I love ice cream sandwiches and locally sourced ingredients and bitcoin! This is it!
We enter and ask confidently, sure we are in the right place for all our crypto-deliciousness needs,”You accept bitcoin, right?”
If I’d asked them if they accept barter for cans of sardines, I’d have gotten a better response. A man sitting in the back laughed under his breath as the woman at the counter said, “No, that was only for a promotion.” I told her, “Well you should” and walked out, but not before buying a snickerdoodle/cinnamon ice cream sandwich. I had to. They looked amazing. But no link for you Melt! You hear me? No link!
STRIKE #3 BITCOIN. It’s a big city and I can’t spend all weekend going around not spending you.
A piece of my crypto-soul died that weekend. Because it hit me, that if I, a lifelong IT professional, savvy enough to not only know exactly what you mean when you say QR code but to know the guts of how they actually work, can’t get this to work in the very first 3 attempts I make to adopt it in the physical world, how is anybody else supposed to? I’d really talked it up to my friend I was visiting, and who accompanied me to the center and Melt, and he watched me fail…miserably…after I so confidently declared this was the future of money.
A look at the money spent on bitcoin infrastructure between mining operations and businesses and a market cap of over $4.5 billion suggests this should all be a lot easier by now, shouldn’t it? If one or two payments of the monthly rent on a space like the bitcoin center went into making Coinbase read that QR code, I think we’d be a lot farther along. (I know Coinbase is not the tenant of the Bitcoin Center, I’m just saying)

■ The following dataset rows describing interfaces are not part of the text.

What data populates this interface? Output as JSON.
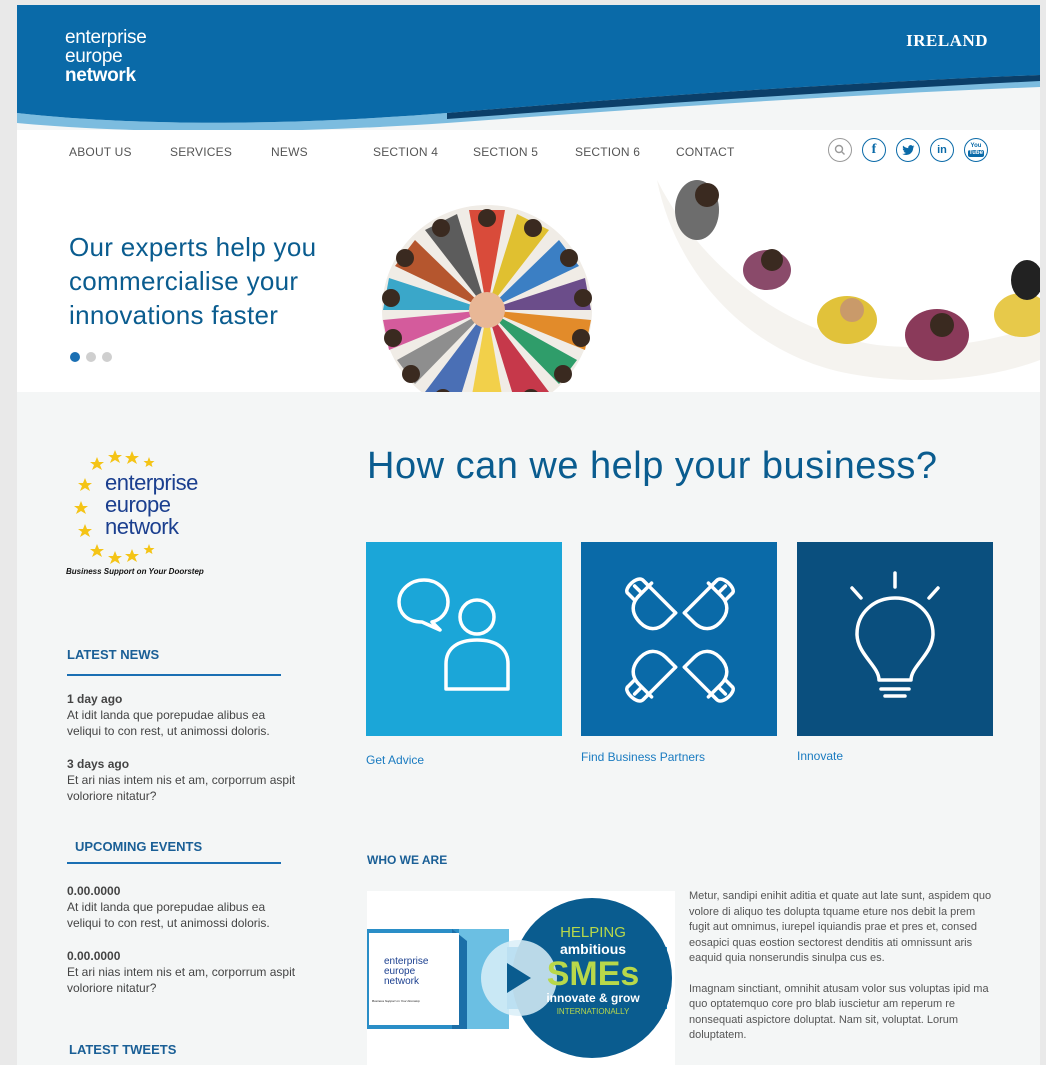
{
  "header": {
    "logo": {
      "line1": "enterprise",
      "line2": "europe",
      "line3": "network"
    },
    "country": "IRELAND"
  },
  "nav": {
    "items": [
      "ABOUT US",
      "SERVICES",
      "NEWS",
      "SECTION 4",
      "SECTION 5",
      "SECTION 6",
      "CONTACT"
    ],
    "social": [
      "search-icon",
      "facebook-icon",
      "twitter-icon",
      "linkedin-icon",
      "youtube-icon"
    ],
    "social_labels": {
      "facebook": "f",
      "linkedin": "in",
      "youtube_top": "You",
      "youtube_bottom": "Tube"
    }
  },
  "hero": {
    "headline": "Our experts help you commercialise your innovations faster",
    "slides": 3,
    "active_slide": 1
  },
  "sidebar": {
    "logo": {
      "line1": "enterprise",
      "line2": "europe",
      "line3": "network",
      "tagline": "Business Support on Your Doorstep"
    },
    "latest_news": {
      "title": "LATEST NEWS",
      "items": [
        {
          "when": "1 day ago",
          "text": "At idit landa que porepudae alibus ea veliqui to con rest, ut animossi doloris."
        },
        {
          "when": "3 days ago",
          "text": "Et ari nias intem nis et am, corporrum aspit voloriore nitatur?"
        }
      ]
    },
    "upcoming_events": {
      "title": "UPCOMING EVENTS",
      "items": [
        {
          "when": "0.00.0000",
          "text": "At idit landa que porepudae alibus ea veliqui to con rest, ut animossi doloris."
        },
        {
          "when": "0.00.0000",
          "text": "Et ari nias intem nis et am, corporrum aspit voloriore nitatur?"
        }
      ]
    },
    "latest_tweets": {
      "title": "LATEST TWEETS"
    }
  },
  "main": {
    "title": "How can we help your business?",
    "tiles": [
      {
        "label": "Get Advice",
        "color": "#1ba6d8",
        "icon": "advice-icon"
      },
      {
        "label": "Find Business Partners",
        "color": "#0a6aa8",
        "icon": "partners-icon"
      },
      {
        "label": "Innovate",
        "color": "#0a4f7e",
        "icon": "lightbulb-icon"
      }
    ],
    "who": {
      "title": "WHO WE ARE",
      "video": {
        "logo_line1": "enterprise",
        "logo_line2": "europe",
        "logo_line3": "network",
        "logo_tagline": "Business Support on Your Doorstep",
        "line1": "HELPING",
        "line2": "ambitious",
        "line3": "SMEs",
        "line4": "innovate & grow",
        "line5": "INTERNATIONALLY"
      },
      "paragraphs": [
        "Metur, sandipi enihit aditia et quate aut late sunt, aspidem quo volore di aliquo tes dolupta tquame eture nos debit la prem fugit aut omnimus, iurepel iquiandis prae et pres et, consed eosapici quas eostion sectorest denditis ati omnissunt aris eaquid quia nonserundis sinulpa cus es.",
        "Imagnam sinctiant, omnihit atusam volor sus voluptas ipid ma quo optatemquo core pro blab iuscietur am reperum re nonsequati aspictore doluptat. Nam sit, voluptat. Lorum doluptatem."
      ]
    }
  },
  "colors": {
    "brand_blue": "#0a6aa8",
    "light_blue": "#1ba6d8",
    "dark_blue": "#0a4f7e"
  }
}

I want this to work. I’ve already got an article saved in draft titled “The Great Manhattan Bitcoin Win”. Because I like decentralized currency and everything it stands for. I like the potential that some altcoins offer (like ClearingHouse’s blockchain notary) I’ll be back in NYC in February, and will try again. Let me know if there are some places I should try that accept it. Tips for anyone who succeeds. In the meantime, I’d like to dedicate this post to that bartender. Tip her well.